During the wrath of Hurricane Ian, an American Tower site near Fort Myers Beach was flooded, and transmitters serving Renda Broadcasting, Fort Myers Broadcasting and Relevant Radio were destroyed.
One of those stations is Renda’s WJGO(FM), for which Kevin Trueblood is a contract engineer.
Trueblood said even before the hurricane overtook the site, WJGO had already lost their Harris HPX transmitter to a disastrous fire at the site just a few weeks prior. “All of their equipment was a total loss,” he said.
By the time WJGO came up with another transmitter and installed it on the opposite side of the room where the fire hadn’t reached, another disaster shook the station.
“We literally just got that site back on the air and then three weeks later the hurricane put it under water,” said Trueblood.
He said, at present, WJGO is still off the air, looking to locate its transmitter site elsewhere.
Earlier this week, Radio World spoke with Beasley Media’s Mike Cooney about the same fire. Beasley normally operated its local stations from the American Tower site. Beasley had relocated from there after the fire caused $800,000 in damage.
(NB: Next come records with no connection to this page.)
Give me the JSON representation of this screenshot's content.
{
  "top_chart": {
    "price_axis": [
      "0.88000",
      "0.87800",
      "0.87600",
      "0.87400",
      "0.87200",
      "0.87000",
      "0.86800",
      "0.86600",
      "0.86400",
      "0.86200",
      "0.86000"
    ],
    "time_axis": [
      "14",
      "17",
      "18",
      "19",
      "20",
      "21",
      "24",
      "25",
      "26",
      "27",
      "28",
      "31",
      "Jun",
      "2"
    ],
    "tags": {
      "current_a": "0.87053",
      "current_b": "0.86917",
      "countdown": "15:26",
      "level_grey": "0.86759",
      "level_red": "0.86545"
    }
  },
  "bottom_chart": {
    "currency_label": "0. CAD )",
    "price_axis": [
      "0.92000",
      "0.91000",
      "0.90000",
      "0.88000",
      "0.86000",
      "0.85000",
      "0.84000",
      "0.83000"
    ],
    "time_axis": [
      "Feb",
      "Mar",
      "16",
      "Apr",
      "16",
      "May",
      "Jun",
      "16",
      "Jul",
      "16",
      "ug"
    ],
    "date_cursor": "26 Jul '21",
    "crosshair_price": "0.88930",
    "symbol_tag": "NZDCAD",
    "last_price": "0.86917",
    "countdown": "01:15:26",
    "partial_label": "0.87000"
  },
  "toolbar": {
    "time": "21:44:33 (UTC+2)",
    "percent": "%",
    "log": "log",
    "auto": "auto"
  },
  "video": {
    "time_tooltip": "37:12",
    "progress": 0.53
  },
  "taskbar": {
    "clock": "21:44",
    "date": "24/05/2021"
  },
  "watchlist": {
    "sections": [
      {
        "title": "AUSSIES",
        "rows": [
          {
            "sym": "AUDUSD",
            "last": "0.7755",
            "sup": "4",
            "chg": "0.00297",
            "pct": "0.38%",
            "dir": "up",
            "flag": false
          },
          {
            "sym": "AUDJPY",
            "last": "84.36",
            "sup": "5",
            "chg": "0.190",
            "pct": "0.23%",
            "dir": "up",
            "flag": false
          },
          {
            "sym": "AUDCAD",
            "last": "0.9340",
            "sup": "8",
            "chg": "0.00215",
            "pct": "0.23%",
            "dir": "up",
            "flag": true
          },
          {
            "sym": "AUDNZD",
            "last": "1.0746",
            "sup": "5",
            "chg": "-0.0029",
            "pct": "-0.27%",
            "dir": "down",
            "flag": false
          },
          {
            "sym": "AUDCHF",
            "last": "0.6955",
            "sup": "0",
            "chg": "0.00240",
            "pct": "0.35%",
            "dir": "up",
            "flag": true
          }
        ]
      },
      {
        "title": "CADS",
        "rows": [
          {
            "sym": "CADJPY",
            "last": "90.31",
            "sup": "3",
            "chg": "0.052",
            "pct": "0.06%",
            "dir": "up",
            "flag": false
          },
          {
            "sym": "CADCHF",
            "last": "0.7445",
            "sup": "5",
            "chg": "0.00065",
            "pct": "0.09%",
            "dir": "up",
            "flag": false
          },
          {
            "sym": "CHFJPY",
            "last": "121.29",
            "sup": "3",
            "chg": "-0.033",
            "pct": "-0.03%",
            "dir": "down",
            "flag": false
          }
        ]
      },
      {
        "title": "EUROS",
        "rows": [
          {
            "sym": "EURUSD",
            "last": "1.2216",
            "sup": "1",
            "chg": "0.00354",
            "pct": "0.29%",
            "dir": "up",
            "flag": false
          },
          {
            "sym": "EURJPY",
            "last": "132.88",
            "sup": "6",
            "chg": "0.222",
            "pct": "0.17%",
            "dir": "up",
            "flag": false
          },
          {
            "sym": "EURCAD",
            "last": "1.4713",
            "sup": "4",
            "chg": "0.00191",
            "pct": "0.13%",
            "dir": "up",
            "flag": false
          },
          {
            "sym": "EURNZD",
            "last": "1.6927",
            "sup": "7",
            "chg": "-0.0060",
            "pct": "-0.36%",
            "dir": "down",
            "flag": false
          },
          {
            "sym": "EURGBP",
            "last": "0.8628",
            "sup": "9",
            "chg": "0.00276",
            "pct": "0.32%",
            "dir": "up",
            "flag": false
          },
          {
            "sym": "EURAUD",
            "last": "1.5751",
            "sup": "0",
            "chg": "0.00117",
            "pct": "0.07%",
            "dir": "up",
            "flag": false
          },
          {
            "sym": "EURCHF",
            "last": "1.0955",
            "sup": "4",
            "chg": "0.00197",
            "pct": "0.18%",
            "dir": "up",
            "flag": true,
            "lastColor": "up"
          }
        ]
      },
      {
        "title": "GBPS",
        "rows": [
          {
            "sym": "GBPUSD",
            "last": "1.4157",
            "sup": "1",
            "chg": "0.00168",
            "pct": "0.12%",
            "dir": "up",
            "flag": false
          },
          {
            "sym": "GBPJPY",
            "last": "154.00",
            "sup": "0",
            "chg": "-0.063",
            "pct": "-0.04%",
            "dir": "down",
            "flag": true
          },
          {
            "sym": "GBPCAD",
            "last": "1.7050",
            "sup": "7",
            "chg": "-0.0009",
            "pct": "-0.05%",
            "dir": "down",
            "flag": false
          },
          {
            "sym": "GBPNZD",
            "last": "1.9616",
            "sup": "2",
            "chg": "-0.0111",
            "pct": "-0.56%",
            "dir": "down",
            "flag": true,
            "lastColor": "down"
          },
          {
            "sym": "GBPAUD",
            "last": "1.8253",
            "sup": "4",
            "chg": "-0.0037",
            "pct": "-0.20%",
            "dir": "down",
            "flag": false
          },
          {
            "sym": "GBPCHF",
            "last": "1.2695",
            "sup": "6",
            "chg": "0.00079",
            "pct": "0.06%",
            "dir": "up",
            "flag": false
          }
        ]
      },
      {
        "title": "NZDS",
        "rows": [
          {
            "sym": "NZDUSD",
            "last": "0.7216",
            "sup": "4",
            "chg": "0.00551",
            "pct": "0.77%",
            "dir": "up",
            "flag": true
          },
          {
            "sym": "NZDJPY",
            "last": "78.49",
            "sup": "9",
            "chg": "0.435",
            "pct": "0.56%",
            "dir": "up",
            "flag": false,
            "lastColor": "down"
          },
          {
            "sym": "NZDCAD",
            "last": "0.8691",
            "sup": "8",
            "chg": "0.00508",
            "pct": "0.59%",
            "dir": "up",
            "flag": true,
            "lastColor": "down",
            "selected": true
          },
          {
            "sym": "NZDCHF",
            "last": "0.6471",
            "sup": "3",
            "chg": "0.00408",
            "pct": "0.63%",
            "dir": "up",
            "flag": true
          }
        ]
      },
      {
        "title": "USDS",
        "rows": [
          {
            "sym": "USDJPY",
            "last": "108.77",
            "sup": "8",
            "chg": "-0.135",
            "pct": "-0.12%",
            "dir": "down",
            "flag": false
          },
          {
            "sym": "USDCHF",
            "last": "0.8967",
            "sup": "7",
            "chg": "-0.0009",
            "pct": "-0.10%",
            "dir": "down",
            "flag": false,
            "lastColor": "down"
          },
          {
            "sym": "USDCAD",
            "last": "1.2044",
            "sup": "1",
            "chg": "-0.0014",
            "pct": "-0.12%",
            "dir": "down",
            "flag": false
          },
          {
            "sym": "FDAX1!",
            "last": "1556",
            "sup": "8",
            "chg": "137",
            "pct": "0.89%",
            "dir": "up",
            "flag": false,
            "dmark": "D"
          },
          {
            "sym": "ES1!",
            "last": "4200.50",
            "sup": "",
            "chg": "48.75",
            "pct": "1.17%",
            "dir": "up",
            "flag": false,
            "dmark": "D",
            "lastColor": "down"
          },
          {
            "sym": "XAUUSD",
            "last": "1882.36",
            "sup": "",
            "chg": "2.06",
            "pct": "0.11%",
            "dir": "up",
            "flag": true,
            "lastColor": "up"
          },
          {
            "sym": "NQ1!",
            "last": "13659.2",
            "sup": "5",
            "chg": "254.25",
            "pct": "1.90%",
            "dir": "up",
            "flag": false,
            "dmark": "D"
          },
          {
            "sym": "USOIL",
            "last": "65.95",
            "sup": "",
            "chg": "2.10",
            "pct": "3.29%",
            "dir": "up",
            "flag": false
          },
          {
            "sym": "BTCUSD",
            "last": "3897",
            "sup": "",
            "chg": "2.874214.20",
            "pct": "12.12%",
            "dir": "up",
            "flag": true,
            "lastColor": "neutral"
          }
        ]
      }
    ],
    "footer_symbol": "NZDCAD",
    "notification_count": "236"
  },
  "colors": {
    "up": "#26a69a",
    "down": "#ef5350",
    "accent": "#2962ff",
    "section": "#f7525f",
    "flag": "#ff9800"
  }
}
So, as Hurricane Ian rolled through with its fierce wind and rain, Beasley’s operations were relatively safe — just 10 miles away at its aux site in Estero — while the American Tower site was completely flooded.
“I give a lot of credit to Mike,” said Trueblood, “because the two stations they lost in the fire, they’ve been operating from the Estero studio ever since without skipping a beat.”
Trueblood himself rode out the storm at the WGCU(FM) studios — also based in Estero — where he is associate general manager of technology and operations. He said the NPR affiliate never lost power nor did it report any damage to its facilities. The transmitter site was running on generator power until Oct. 4, but “besides that we were in really good shape,” he said.
Trueblood said Hurricane Ian highlighted the need for every station to have a disaster recovery plan — something Beasley Media and WGCU were not lacking.
“At WGCU, my full-time job, we had the local Scripps Fox affiliate move into our studios due to safety concerns at theirs in Cape Coral,” said Trueblood. “It was a planned and rehearsed move that had bumps at first.”
“Bumps” like cramped spaces, limited air-conditioning and no running water. “It was uncomfortable, but we pulled through.”
He said Scripps puts a big emphasis at the corporate level on having a strong disaster recovery plan in each market. He said WGCU and Scripps had that joint agreement for four years before using it for the first time during Ian.
In the days following Ian, Trueblood said an inconsistent fuel supply and limited access to transmitter sites/studios due to flooding still hinder Florida broadcasters in their recovery efforts.
However, throughout it all, he says he couldn’t be prouder of the radio broadcasters in the area — and the radio medium as a whole — for their extensive coverage before, throughout and after the storm.
When cellphones didn’t work and internet was down, he said radio served as a “literal lifeline to people in a time of crisis.”
“More than anything, when there’s disasters like this, there’s just a common spirit between broadcasters,” said Trueblood. “The competition lines are eliminated. You have competing stations that will come together, because in a time like this, you’re serving the public interest. We’re all in the same boat.”